Ever wondered why nothing gets done in Washington, D.C.? Perhaps the lack of action has something to do with the fact that so many of our “leaders” are well into their sunset years and riddled with health problems.
Just recently, Senate Minority Leader Mitch McConnell (R-Ky.) was seen freezing up midsentence in the middle of a press conference at Capitol Hill. McConnell is 81 years old.
“Good afternoon, everyone. We’re on a path to finishing the NDAA (National Defense Authorization Act) this week. There’s been good bipartisan cooperation and a string of —” McConnell said, before trailing off and staring into the distance.
“You okay, Mitch?” Sen. John Barrasso (R-Wy.), asked. “Is there anything else you want to say or should we just go back to your office?”
That’s not all; earlier this year, McConnell suffered a concussion and fractured rib after falling in a Washington hotel. But he’s not the only one suffering from health issues.
Sen. Dianne Feinstein (D-Calif.) visited the hospital last week after tripping and falling in San Francisco. “Senator Feinstein briefly went to the hospital yesterday afternoon as a precaution after a minor fall in her home. All of her scans were clear, and she returned home,” a spokesperson for the senator said in a statement about the matter.
In February of this year, Feinstein contracted shingles and wound up spending months away from the Senate, first in the hospital and then recovering at home. She’s had a tough time talking to people since her return.
Recently, Feinstein was seen following the instructions of one of her aides on how to proceed with a vote in the Senate. Feinstein is 90 years old.
WATCH: Democrats beg 90 year-old Dianne Feinstein to “just say aye” at vote, telling her not to explain her reasoning.
This is so sad to watch!
— Proud Elephant 🇺🇸🦅 (@ProudElephantUS) August 4, 2023
Also for our VIPs: The Top Five Politicians Who Aren’t Healthy Enough To Be in Office
Of 435 lawmakers in the House, 15 are 80 years of age or older. The ranks of Congressional reps include: Rep. Grace Napolitano (D-Calif.), 86; Democrat Delegate Eleanor Norton (D-D.C.), 86; Rep. Maxine Waters (D-Calif.), 84; Rep. Steny Hoyer (D-Md.), 84; Rep. Hal Rogers (R-Ky.), 85; Rep. Bill Pascrell Jr. (D-N.J.), 86; Rep. Jim Clyburn (D-S.C.), 83; Rep. Nancy Pelosi (D-Calif.), 83; Rep. Danny Davis (D-Ill.), 81; Rep. John Carter (R-Texas), 82; Rep. Anna Eshoo (D-Calif.), 80; Rep. Fredrica Wilson (D-Fla.), 80; Rep. Rosa DeLauro (D-Conn.), 80; Rep. Virginia Foxx (R-N.C.), 80; and Rep. Kay Granger (R-Texas), 80.
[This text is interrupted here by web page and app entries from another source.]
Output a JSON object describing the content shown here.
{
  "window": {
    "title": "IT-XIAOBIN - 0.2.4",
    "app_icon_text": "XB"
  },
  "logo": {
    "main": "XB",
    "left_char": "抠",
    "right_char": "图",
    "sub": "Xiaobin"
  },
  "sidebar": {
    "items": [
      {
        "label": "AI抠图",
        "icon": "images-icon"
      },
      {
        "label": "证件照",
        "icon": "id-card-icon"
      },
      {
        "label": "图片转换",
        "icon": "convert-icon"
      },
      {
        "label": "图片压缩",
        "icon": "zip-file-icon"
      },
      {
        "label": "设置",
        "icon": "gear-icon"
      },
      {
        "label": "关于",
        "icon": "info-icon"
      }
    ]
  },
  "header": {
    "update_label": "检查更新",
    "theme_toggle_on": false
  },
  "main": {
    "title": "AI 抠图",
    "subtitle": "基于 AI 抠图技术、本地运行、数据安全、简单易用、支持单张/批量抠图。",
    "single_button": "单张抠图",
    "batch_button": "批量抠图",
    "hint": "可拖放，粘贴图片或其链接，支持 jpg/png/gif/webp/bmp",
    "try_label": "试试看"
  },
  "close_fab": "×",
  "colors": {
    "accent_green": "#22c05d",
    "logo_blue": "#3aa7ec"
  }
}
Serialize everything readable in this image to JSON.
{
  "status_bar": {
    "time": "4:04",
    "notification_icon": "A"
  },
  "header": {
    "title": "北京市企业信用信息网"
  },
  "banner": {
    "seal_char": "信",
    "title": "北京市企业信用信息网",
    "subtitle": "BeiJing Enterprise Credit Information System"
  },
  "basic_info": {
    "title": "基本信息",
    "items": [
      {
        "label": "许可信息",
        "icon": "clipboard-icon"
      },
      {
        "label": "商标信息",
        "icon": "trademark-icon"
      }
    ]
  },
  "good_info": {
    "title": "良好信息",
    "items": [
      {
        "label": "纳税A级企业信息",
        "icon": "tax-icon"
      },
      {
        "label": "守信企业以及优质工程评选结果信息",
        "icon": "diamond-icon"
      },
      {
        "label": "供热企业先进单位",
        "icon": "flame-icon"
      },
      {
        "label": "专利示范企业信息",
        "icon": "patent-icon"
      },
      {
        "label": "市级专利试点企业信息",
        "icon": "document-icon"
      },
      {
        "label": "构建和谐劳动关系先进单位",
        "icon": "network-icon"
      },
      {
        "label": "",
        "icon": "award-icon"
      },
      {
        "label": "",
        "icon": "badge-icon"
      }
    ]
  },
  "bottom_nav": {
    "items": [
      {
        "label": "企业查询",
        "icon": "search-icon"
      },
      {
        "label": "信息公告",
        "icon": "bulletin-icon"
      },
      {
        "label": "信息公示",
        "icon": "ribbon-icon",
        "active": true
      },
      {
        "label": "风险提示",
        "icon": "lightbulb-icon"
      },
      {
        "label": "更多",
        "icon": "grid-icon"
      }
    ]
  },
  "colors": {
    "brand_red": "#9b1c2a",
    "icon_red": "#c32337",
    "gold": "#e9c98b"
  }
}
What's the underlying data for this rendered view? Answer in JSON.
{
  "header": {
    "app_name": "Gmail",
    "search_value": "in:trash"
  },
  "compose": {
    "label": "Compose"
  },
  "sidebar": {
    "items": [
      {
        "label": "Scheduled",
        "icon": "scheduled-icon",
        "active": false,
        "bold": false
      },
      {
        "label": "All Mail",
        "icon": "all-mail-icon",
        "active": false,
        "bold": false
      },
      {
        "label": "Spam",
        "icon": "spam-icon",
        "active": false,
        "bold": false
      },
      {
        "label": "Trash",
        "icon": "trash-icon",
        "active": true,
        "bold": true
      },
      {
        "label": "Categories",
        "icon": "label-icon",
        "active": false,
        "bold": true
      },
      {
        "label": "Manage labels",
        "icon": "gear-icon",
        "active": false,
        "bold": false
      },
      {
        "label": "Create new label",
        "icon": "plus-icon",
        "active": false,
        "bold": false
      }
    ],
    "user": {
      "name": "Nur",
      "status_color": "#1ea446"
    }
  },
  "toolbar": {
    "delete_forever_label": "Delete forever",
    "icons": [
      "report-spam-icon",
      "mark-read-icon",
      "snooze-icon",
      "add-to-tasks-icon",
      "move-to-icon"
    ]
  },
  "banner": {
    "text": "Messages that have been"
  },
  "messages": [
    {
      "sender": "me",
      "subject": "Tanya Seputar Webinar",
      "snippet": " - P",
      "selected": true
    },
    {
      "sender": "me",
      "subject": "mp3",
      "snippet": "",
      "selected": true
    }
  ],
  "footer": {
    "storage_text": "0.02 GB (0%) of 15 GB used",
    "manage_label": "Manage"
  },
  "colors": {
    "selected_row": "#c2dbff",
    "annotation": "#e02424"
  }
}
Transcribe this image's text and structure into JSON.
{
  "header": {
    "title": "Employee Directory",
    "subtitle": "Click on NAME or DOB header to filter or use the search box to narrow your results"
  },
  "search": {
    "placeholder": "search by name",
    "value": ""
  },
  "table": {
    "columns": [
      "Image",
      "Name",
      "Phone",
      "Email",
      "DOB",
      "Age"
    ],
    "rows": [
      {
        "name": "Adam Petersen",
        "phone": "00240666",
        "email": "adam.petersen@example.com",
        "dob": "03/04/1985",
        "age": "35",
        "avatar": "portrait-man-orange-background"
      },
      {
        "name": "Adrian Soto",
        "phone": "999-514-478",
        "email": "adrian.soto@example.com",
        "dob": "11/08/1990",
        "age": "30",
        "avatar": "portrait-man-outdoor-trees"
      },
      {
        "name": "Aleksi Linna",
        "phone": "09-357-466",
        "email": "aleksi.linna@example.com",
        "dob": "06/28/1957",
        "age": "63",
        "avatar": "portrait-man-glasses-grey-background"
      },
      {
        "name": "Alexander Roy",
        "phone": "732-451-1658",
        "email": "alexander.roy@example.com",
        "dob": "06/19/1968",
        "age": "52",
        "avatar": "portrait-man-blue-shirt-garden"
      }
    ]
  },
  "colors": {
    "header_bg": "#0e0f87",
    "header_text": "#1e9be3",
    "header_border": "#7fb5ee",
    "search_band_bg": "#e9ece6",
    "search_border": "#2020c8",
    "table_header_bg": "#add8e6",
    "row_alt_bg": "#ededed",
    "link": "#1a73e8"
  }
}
Of the 100 members of the Senate, four are over the age of 80, including the aforementioned Feinstein and McConnell. Rep. Chuck Grassley (R-Iowa) is 89 years old, and Rep. Bernie Sanders (I-Vt.) is 81 years old.
This is a major factor in why things don’t get done in Washington. There are too many elderly people in office. In the executive branch, our manifestly senile President, Joe Biden, will be turning 81 years old in November. As we all know, given his long history of gaffes and inability to speak coherently, Biden isn’t all that sharp. Yet this is the guy making decisions for us? We are living in the United States of gerontocracy.